Home Sweet Home People either love our apartment because there is so much to look at, or it makes them incredibly anxious. The halls are lined with framed and boxed photographs and sheets of Styrofoam and cardboard. The walls of the living room have shelves with small storage bins and small props kept from completed scenes. We have lots of small-scale wood, plexiglass rods, plastic sheeting and paints. In short, we have a lot of stuff. We have two main rooms for working at home. The living room has two large work tables and the second room has a large square work table, an area for spraying paint, and a row of miniature power tools- chop saw for metal, chop saw for wood and plastic, a drill press, and a bench grinder. They are such time savers! We usually have the radio or TV on while we work.
A New Space This year I also have a studio residency at Smack Mellon down in Dumbo. I have my own space and am able to work on one or two scenes at a time there. It has been very interesting to work there alone – Kathleen continues to work from the apartment on other projects. We have worked together in the same space for the past 15 years, so it’s been an adjustment for both of us, but in a positive way.
Break Time Lunch happens when and where it is convenient. It is usually determined by great hunger or being at a good stopping point in whatever is being constructed. We try to eat at home as much as possible, but there are those days of running around doing errands where there is no choice but to eat out. Slice of pizza, tacos, or sushi are the favorites.
Prep Time I really don’t shoot very often. Building the scenes takes up the bulk of the time in creating an image. Most of my days are spent constructing props and miniature landscapes.
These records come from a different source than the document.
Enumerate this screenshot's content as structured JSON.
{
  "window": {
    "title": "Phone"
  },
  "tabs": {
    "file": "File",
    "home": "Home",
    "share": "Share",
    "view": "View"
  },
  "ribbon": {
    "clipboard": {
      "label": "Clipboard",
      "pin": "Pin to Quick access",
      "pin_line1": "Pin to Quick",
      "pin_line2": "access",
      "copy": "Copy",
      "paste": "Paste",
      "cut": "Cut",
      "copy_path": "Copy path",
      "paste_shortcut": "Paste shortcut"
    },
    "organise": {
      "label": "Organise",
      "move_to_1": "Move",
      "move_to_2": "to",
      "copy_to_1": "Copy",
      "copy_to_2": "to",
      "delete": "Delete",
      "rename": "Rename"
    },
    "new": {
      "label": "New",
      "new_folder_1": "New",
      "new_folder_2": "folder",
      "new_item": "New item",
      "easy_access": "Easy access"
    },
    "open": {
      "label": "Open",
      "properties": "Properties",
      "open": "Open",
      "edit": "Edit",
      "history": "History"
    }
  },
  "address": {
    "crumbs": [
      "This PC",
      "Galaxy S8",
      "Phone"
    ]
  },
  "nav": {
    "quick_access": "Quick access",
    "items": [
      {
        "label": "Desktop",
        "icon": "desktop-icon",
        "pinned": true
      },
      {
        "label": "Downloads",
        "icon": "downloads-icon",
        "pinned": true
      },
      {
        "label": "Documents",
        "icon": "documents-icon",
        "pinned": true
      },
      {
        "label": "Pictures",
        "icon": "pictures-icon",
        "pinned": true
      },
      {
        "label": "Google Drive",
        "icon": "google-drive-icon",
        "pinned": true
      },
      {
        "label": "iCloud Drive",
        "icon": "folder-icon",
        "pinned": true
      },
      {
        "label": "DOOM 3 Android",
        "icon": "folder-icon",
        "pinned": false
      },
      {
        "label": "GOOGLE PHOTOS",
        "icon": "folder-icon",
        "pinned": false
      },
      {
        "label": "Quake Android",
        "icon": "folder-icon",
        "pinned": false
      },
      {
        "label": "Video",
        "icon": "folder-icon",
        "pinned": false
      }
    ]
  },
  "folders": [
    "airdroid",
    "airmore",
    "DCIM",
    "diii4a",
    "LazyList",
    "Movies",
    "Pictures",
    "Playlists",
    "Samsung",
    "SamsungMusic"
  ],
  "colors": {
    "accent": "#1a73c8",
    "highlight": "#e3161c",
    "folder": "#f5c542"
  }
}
When I am ready to photograph a scene, I just pull out my lights and set up around the table in the studio. I have a good idea of the scale of the finished diorama and what my angle for shooting will be before I ever get started. With this in mind, I choose where to build the scene in the apartment. We have two good staging areas with different amounts of space surrounding them. I choose accordingly. The Smack Mellon studio has one main staging area.
Plugged In Email is such a blessing and a curse. It lets me be very productive and able to communicate regularly with others, but it can also just eat up a huge part of my day. It’s definitely love/hate. I check my Instagram account a few times a day and try upload something once a week, but often miss this target. Because I work so slowly, I sometimes have nothing very interesting to show after a week. I also use Pinterest, but more as a private scrapbook for myself. I don’t share it. I look at Facebook once a day at best, and only when I’m at home. I don’t have Facebook on my phone.
Working Into the Night Making art is really more of a lifestyle at this point than a career. It is what occupies the bulk of my time, and if I’m not actively making the work, I’m still thinking about it. Kathleen and I often work into the evening, but maybe at a more casual pace. We know we work a lot, but it is how we want to spend our time. The type of work we do happens to be super labor intensive, and we accept that. We’ve been very fortunate to have the success that we do, and we don’t want to take it for granted so we keep pushing along.
A few of Lori’s amazing images:
Circulation Desk © Lori Nix
Mall © Lori Nix
Subway © Lori Nix
Space Center © Lori Nix
Aquarium © Lori Nix
Library © Lori Nix
If you’re a photographer with an interesting studio and you’d like to be profiled for this new section, please email us at [email protected] with snapshots of your studio.